Rangoli Production of 'Tulasi' is aglow with spirit and reverence 
by Anuradha Kishore Ganpati, Los Angeles  
e-mail: akishore@arts.ucla.edu 

August 3, 2004   

Rangoli Foundation for Art and Culture founded by artistic director Malathi Iyengar realizes through music and dance the traditional stories and beliefs associated with the sacred Tulasi plant. 'Tulasi' in Sanskrit means matchless and is believed to be the incarnation of Goddess Lakshmi.  

Choreographer Malathi Iyengar expertly navigates the audience through the intricate world of 'Tulasi' in myth and legend. Imbued with a spiritual quality ranging from a lyrical exposition of form, grace and symmetry like the plant to a powerful prayer of ceremony and worship, the cumulative effect of the production momentarily transcends the rasika. As the production progresses, you realize the strong, deep, and varied symbolisms of the sacred plant competently rendered with versatility, emotion, and precision by the dancers from India and USA. Traditional and explorative as it moves fluidly from the mundane to the cosmic, Iyengar's “Tulasi” reveals the very essence of simplicity in modern society. Soul stirring compositions of 18th century poet Saint Thyagaraja and new works by contemporary composer, Rajkumar Bharathi were masterfully rendered by the music ensemble. 

The chaste authenticity of Iyengar's 'Tulasi' was best illustrated in Sri Krishna Tula Bharam.  Flowing without restraint this piece narrates the story of Rukmini placing a single Tulasi leaf on the scale, which weighs Krishna and balancing the scale. The full implication of the dramatic and emotional potential of the production is revealed in this scene, which demonstrated that even a small object offered with devotion means more to the Lord than the weight of all the wealth in the world.  

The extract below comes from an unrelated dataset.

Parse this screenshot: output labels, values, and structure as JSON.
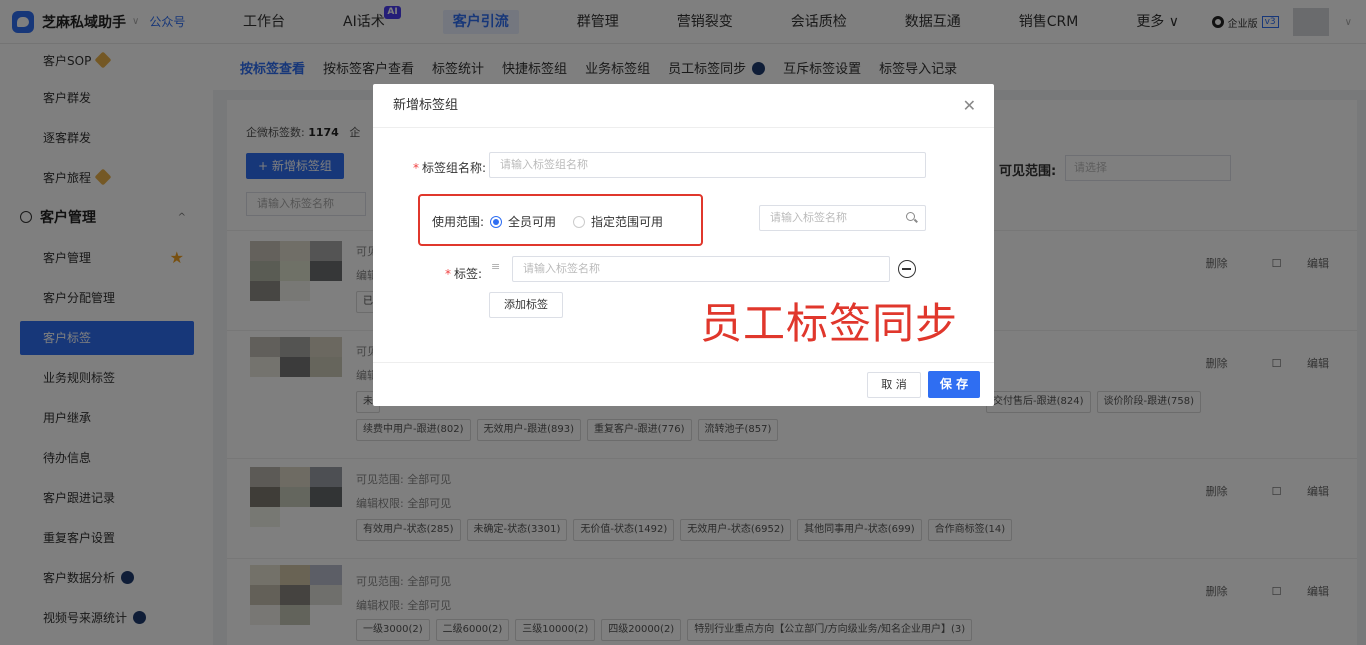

'Tulasi' functions as a prayer, beseeching humanity to realize the supremacy, efficacy and purity of  bhakti (devotion) and simplicity amidst the din of mind numbing excess in a restless modern society. On another level Iyengar intelligently honors the sacred feminine through the worship of 'Tulasi' harboring the soul of the Goddess Lakshmi representing beauty, virtue and power.  This underlying humanity in all of Iyengar's productions gives the audience something that they have never experienced before. 

The dancers were Renjit Babu, Sudarshan Sibi (Kalakshetra, India)  Dimple  Bhasin, Lakshmi Iyengar, Hema Iyer, Mary Khetani, Shyamala Moorty, Sangeetha  Rao, Shaheen Sheik, Soumya Sundaresh (disciples of Malathi Iyengar). The orchestra comprised of nattuvangam: Malathi Iyengar, vocal: Balasubramanyam Sharma, mridangam: G Gurumurthy, flute: AP Sarvothama, violin: Sankara Subramaniam. Set design was by Suresh Iyengar and costumes by Lakshmi Iyengar. 

The guest artiste on the program from Northern California was Kuchipidi dancer Jyothi Lakkaraju. Choreography - Dr Uma Rama Rao and Jyothi Lakkaraju. The dance called daru, was a composition of music and dance designed to reveal the dancer's identity artistically. As a Vipralamba Nayaki, Lakkaraju deftly represented the lovelorn Satyabhama, the second consort of Lord Krishna who is deceived and dejected by her husband's absence. 

Malathi Iyengar & Lakshmi Iyengar have been selected as Master Artist & Apprentice by the Alliance for California Traditional Artists (ACTA / 2004). Malathi is also author of Dance & Devotion with illustrations by Suresh Iyengar. 

Anu Kishore Ganpati is a Communications/Development Officer at UCLA's Center for Intercultural Performance, Los Angeles.